Ayende @ Rahien

Hi!
My name is Oren Eini
Founder of Hibernating Rhinos LTD and RavenDB.
You can reach me by phone or email:

ayende@ayende.com

+972 52-548-6969

, @ Q c

Posts: 08 | Comments: 18

filter by tags archive

LightSwitch on the wire

time to read 2 min | 265 words

This is going to be my last LightSwitch post for a while.

I wanted to talk about something that I found which was at once both very surprising and Doh! at the same time.

Take a look here:

image_thumb[1]

What you don’t know is this was generated from a request similar to this one:

wget http://localhost:22940/Services/LSTest-Implementation-ApplicationDataDomainService.svc/binary/AnimalsSet_All?$orderby=it.Id&$take=45&$includeTotalCount=

What made me choke was that the size of the response for this was 2.3 MB.

Can you guess why?

The image took up most of the data, obviously. In fact, I just dropped an image from my camera, so it was a pretty big one.

And that lead to another problem. It is obviously a really bad idea to send that image on the wire all the time, but LightSwitch make is so easy, indeed, even after I noticed the size of the request, it took me a while to understand what exactly is causing the issue.

And there doesn’t seems to be any easy way to tell LightSwitch that we want to put the property here, but only load it in certain circumstances. For that matter, I would generally want to make the image accessible via HTTP, which means that I gain advantages such as parallel downloads, caching, etc.

But there doesn’t seems to be any (obvious) way to do something as simple as binding a property to an Image control’s Url property.


Comments

Steve

Come on now, are you serious? So they promote the ability to add pictures, but they expect it to be delivered in this manner?

So far, you've figure out that there are plenty of potential bottlenecks from network to database to unnecessary transactions to even source control problems (a single file could cause problems for a team if there are any merging issues for example).

Everything written in this series makes it seem like Light Switch was built by a single developer running everything locally...but I know that can't possibly be the case, but it just feels that way. I'm already waiting for the "but it works on my machine!" complaints.

Ayende Rahien

Steve,

That was pretty much my concern. The ability to handle pictures in this fashion is crucial, especially when you make this such a core part of your API.

When every entity is 2MB in size, your app is going to be even slower than your select n+1 will indicate

Steve

Looking into my magic ball, I can see many developers getting "Hey, I built this application in Light Switch and it was working pretty well for me for a few weeks but now it's slow as hell, can you take a look?" requests in the future.

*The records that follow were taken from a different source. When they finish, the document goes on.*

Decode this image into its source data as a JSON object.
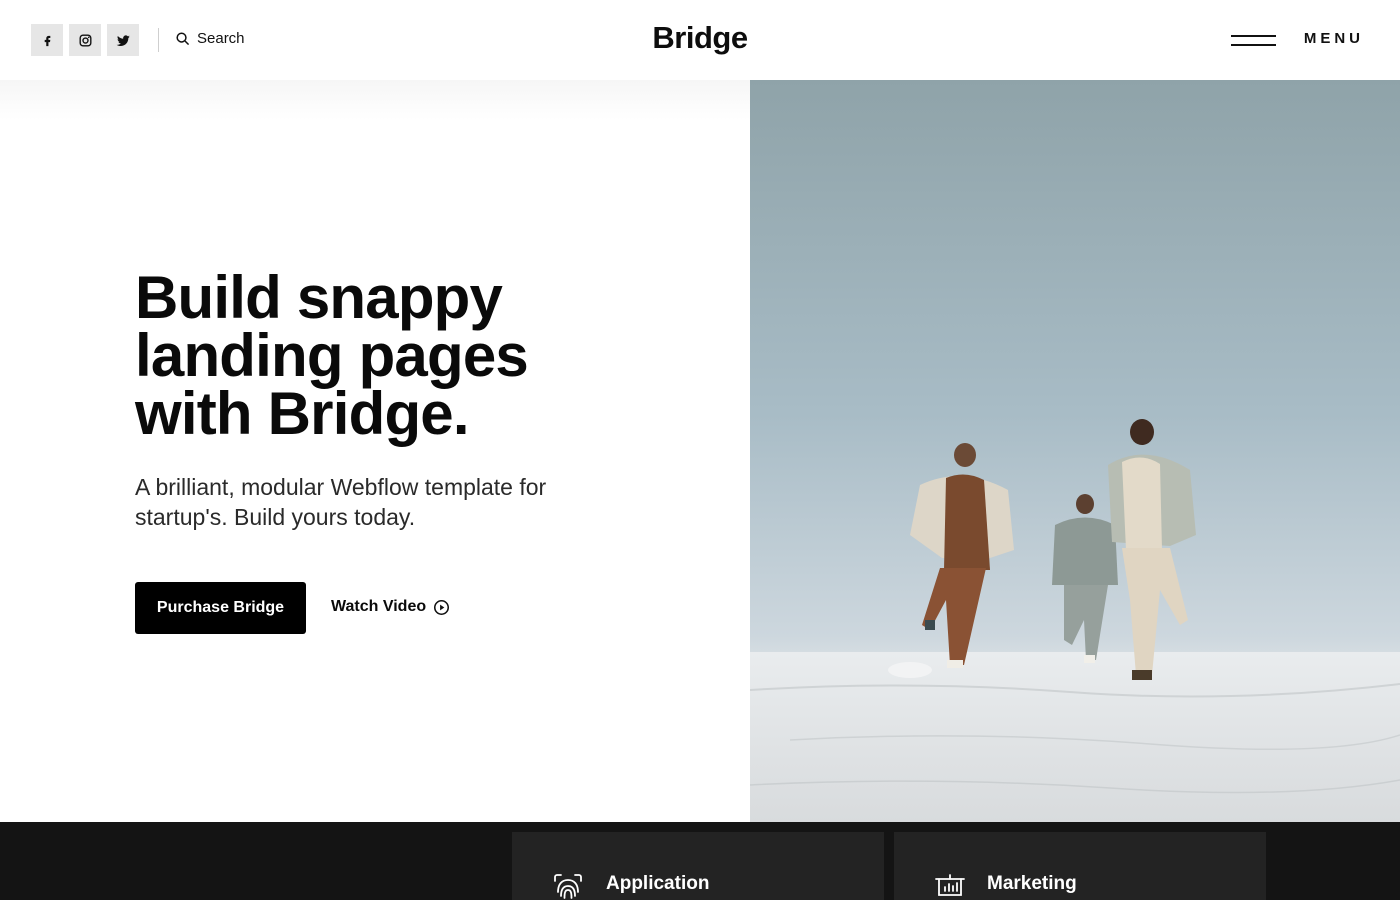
{
  "header": {
    "social": [
      {
        "name": "facebook-icon"
      },
      {
        "name": "instagram-icon"
      },
      {
        "name": "twitter-icon"
      }
    ],
    "search_label": "Search",
    "logo": "Bridge",
    "menu_label": "MENU"
  },
  "hero": {
    "headline": "Build snappy landing pages with Bridge.",
    "subtext": "A brilliant, modular Webflow template for startup's. Build yours today.",
    "primary_button": "Purchase Bridge",
    "video_button": "Watch Video"
  },
  "features": [
    {
      "title": "Application",
      "icon": "fingerprint-icon"
    },
    {
      "title": "Marketing",
      "icon": "presentation-chart-icon"
    }
  ],
  "colors": {
    "accent": "#000000",
    "band_background": "#141414",
    "card_background": "#232323",
    "social_button": "#e6e6e6"
  }
}
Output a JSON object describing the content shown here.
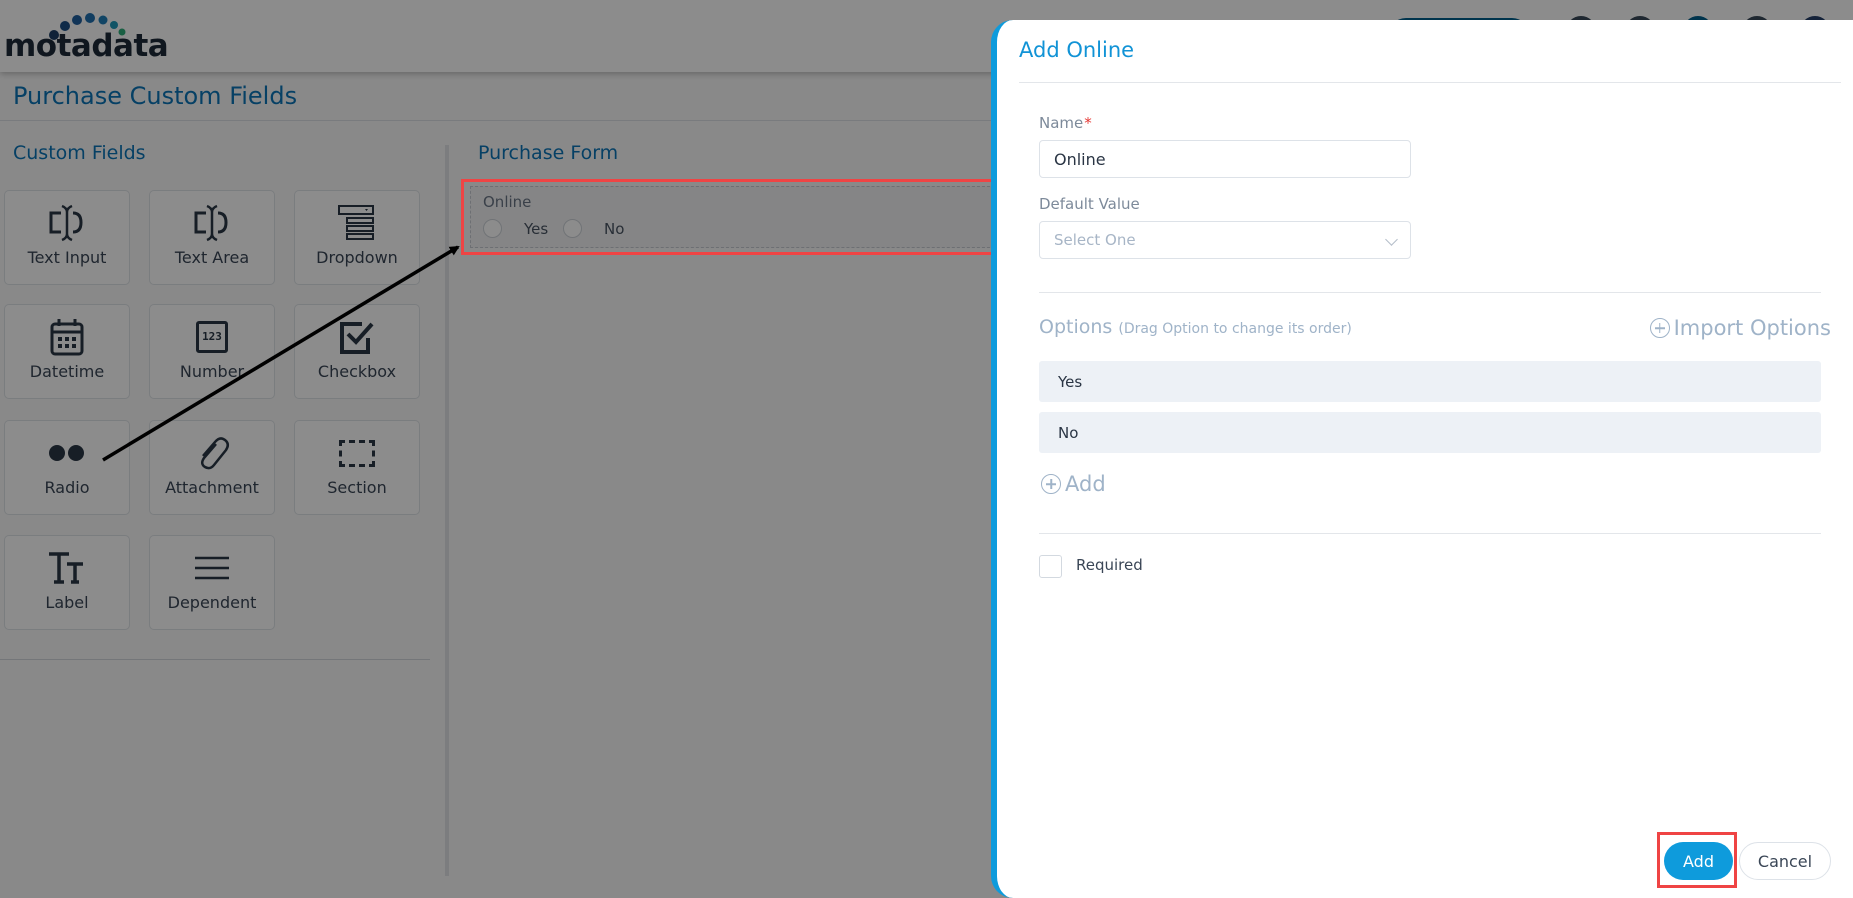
{
  "app": {
    "logo_text": "motadata",
    "page_title": "Purchase Custom Fields"
  },
  "custom_fields": {
    "title": "Custom Fields",
    "tiles": [
      {
        "label": "Text Input",
        "icon": "text-input-icon"
      },
      {
        "label": "Text Area",
        "icon": "text-area-icon"
      },
      {
        "label": "Dropdown",
        "icon": "dropdown-icon"
      },
      {
        "label": "Datetime",
        "icon": "calendar-icon"
      },
      {
        "label": "Number",
        "icon": "number-icon",
        "icon_text": "123"
      },
      {
        "label": "Checkbox",
        "icon": "checkbox-icon"
      },
      {
        "label": "Radio",
        "icon": "radio-icon"
      },
      {
        "label": "Attachment",
        "icon": "paperclip-icon"
      },
      {
        "label": "Section",
        "icon": "section-icon"
      },
      {
        "label": "Label",
        "icon": "label-icon",
        "icon_text": "Tт"
      },
      {
        "label": "Dependent",
        "icon": "dependent-icon"
      }
    ]
  },
  "purchase_form": {
    "title": "Purchase Form",
    "field": {
      "label": "Online",
      "options": [
        "Yes",
        "No"
      ]
    }
  },
  "dialog": {
    "title": "Add Online",
    "name_label": "Name",
    "required_marker": "*",
    "name_value": "Online",
    "default_value_label": "Default Value",
    "default_value_placeholder": "Select One",
    "options_title": "Options",
    "options_hint": "(Drag Option to change its order)",
    "import_options_label": "Import Options",
    "options": [
      "Yes",
      "No"
    ],
    "add_option_label": "Add",
    "required_label": "Required",
    "required_checked": false,
    "add_button": "Add",
    "cancel_button": "Cancel"
  },
  "colors": {
    "accent": "#0e9bdc",
    "title_blue": "#0b76b8",
    "highlight_red": "#ef4444"
  }
}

But the problem is going to be that there won't be much they can do about it without re-writing the application from scratch.

From what you've shown in the last few posts Light Switch is actually worse than I imagined it would be.

James

So, yeah, as usual, Microsoft makes it easy to build demo applications that will never in a million years scale.

LightSwitch = MS Word based web development, take 2.

Morten Jacobsen

Ayende, thanks a lot for your brilliant comments on LightSwitch. It almost let me to drop it. But yesterday I saw the channel9 discussion at ecn.channel9.msdn.com/.../...deLightSwitch_ch9.mp4 by the developers, and I have to say; there is a lot into it.

I´m an accounting domain expert and am now on the verge to release my 8th commercial fincacial product. And what these guy shows and talk goes stright to my heart, and it will be ideal for my ninth product.

So I wil ask you. What actions can I take not to get this N+1? Or, how can I use the tool in a way that make it perform reasonably well on a large scale?

And to make you think twice, if it is a success will you go west across the Mediterean Sea and come to La Vila, Alicante, Spain to help us make it work even better?

/mortjac

Arnis L.

@Morten

Those guys in vid ain't bad at marketing for sure. I foresee that governments, project managers and people that do not code in general will buy in real easily (<-- count how much times You can hear that word and synonyms of it about lightswitch in video. add that heap of quite random info and basically - You got what is called gypsy hypnosis).

I myself, if I will be forced to use it, will just quit whatever casualties will be. The same with Sharepoint and some other friends. In my reality these things are falsehood.

Comment preview

Comments have been closed on this topic.

FUTURE POSTS

  1. Concurrent max value - 3 hours from now
  2. Production postmortem: The case of the memory eater and high load - 3 days from now
  3. Production postmortem: The case of the lying configuration file - 4 days from now
  4. Production postmortem: The industry at large - 5 days from now
  5. The insidious cost of allocations - 6 days from now

And 5 more posts are pending...

There are posts all the way to Sep 10, 2015

RECENT SERIES

  1. Find the bug (5):
    20 Apr 2011 - Why do I get a Null Reference Exception?
  2. Production postmortem (10):
    14 Aug 2015 - The case of the man in the middle
  3. What is new in RavenDB 3.5 (7):
    12 Aug 2015 - Monitoring support
  4. Career planning (6):
    24 Jul 2015 - The immortal choices aren't
View all series

Syndication

Main feed Feed Stats
Comments feed   Comments Feed Stats